Provided data:
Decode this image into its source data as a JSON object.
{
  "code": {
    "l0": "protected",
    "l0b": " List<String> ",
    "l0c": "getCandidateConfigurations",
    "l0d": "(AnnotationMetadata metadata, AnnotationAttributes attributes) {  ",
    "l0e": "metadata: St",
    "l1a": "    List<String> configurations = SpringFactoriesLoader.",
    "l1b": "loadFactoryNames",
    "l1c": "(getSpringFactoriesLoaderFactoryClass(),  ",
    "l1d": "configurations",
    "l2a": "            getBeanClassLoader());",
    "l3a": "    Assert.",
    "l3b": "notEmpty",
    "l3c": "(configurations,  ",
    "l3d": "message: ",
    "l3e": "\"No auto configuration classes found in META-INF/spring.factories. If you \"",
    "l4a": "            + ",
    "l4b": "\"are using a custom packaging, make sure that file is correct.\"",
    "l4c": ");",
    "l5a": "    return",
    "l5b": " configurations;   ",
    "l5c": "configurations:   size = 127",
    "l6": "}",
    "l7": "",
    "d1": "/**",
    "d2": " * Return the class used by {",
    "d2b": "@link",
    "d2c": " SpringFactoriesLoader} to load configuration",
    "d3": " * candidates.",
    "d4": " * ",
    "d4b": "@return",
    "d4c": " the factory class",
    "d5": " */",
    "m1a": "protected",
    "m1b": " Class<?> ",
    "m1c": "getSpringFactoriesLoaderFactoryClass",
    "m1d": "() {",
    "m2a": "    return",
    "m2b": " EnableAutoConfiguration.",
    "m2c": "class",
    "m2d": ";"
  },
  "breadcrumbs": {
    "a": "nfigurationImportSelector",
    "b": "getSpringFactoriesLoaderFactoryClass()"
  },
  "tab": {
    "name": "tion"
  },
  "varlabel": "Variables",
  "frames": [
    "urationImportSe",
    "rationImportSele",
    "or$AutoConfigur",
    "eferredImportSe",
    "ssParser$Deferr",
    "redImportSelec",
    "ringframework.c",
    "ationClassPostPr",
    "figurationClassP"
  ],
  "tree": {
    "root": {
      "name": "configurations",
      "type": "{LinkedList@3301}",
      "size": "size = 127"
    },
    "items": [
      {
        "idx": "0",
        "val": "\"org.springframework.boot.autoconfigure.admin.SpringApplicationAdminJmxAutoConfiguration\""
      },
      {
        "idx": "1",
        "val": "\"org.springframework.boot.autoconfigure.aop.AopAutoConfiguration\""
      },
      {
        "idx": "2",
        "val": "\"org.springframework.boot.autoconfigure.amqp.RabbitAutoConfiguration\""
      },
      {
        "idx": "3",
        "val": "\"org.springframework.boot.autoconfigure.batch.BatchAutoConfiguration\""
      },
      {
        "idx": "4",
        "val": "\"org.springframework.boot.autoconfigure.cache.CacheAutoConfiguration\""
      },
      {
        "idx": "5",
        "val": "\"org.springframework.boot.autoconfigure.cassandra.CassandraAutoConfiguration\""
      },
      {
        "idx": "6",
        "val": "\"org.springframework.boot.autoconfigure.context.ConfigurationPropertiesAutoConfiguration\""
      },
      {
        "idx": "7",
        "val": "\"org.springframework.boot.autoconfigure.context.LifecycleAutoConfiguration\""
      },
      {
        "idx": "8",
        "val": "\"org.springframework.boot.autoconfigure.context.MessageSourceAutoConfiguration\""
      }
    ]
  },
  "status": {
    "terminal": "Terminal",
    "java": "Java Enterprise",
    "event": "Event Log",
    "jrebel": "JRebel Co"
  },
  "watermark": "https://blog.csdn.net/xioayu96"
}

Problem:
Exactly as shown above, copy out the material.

Written answer:
Decode this image into its source data as a JSON object.
{
  "code": {
    "l0": "protected",
    "l0b": " List<String> ",
    "l0c": "getCandidateConfigurations",
    "l0d": "(AnnotationMetadata metadata, AnnotationAttributes attributes) {  ",
    "l0e": "metadata: St",
    "l1a": "    List<String> configurations = SpringFactoriesLoader.",
    "l1b": "loadFactoryNames",
    "l1c": "(getSpringFactoriesLoaderFactoryClass(),  ",
    "l1d": "configurations",
    "l2a": "            getBeanClassLoader());",
    "l3a": "    Assert.",
    "l3b": "notEmpty",
    "l3c": "(configurations,  ",
    "l3d": "message: ",
    "l3e": "\"No auto configuration classes found in META-INF/spring.factories. If you \"",
    "l4a": "            + ",
    "l4b": "\"are using a custom packaging, make sure that file is correct.\"",
    "l4c": ");",
    "l5a": "    return",
    "l5b": " configurations;   ",
    "l5c": "configurations:   size = 127",
    "l6": "}",
    "l7": "",
    "d1": "/**",
    "d2": " * Return the class used by {",
    "d2b": "@link",
    "d2c": " SpringFactoriesLoader} to load configuration",
    "d3": " * candidates.",
    "d4": " * ",
    "d4b": "@return",
    "d4c": " the factory class",
    "d5": " */",
    "m1a": "protected",
    "m1b": " Class<?> ",
    "m1c": "getSpringFactoriesLoaderFactoryClass",
    "m1d": "() {",
    "m2a": "    return",
    "m2b": " EnableAutoConfiguration.",
    "m2c": "class",
    "m2d": ";"
  },
  "breadcrumbs": {
    "a": "nfigurationImportSelector",
    "b": "getSpringFactoriesLoaderFactoryClass()"
  },
  "tab": {
    "name": "tion"
  },
  "varlabel": "Variables",
  "frames": [
    "urationImportSe",
    "rationImportSele",
    "or$AutoConfigur",
    "eferredImportSe",
    "ssParser$Deferr",
    "redImportSelec",
    "ringframework.c",
    "ationClassPostPr",
    "figurationClassP"
  ],
  "tree": {
    "root": {
      "name": "configurations",
      "type": "{LinkedList@3301}",
      "size": "size = 127"
    },
    "items": [
      {
        "idx": "0",
        "val": "\"org.springframework.boot.autoconfigure.admin.SpringApplicationAdminJmxAutoConfiguration\""
      },
      {
        "idx": "1",
        "val": "\"org.springframework.boot.autoconfigure.aop.AopAutoConfiguration\""
      },
      {
        "idx": "2",
        "val": "\"org.springframework.boot.autoconfigure.amqp.RabbitAutoConfiguration\""
      },
      {
        "idx": "3",
        "val": "\"org.springframework.boot.autoconfigure.batch.BatchAutoConfiguration\""
      },
      {
        "idx": "4",
        "val": "\"org.springframework.boot.autoconfigure.cache.CacheAutoConfiguration\""
      },
      {
        "idx": "5",
        "val": "\"org.springframework.boot.autoconfigure.cassandra.CassandraAutoConfiguration\""
      },
      {
        "idx": "6",
        "val": "\"org.springframework.boot.autoconfigure.context.ConfigurationPropertiesAutoConfiguration\""
      },
      {
        "idx": "7",
        "val": "\"org.springframework.boot.autoconfigure.context.LifecycleAutoConfiguration\""
      },
      {
        "idx": "8",
        "val": "\"org.springframework.boot.autoconfigure.context.MessageSourceAutoConfiguration\""
      }
    ]
  },
  "status": {
    "terminal": "Terminal",
    "java": "Java Enterprise",
    "event": "Event Log",
    "jrebel": "JRebel Co"
  },
  "watermark": "https://blog.csdn.net/xioayu96"
}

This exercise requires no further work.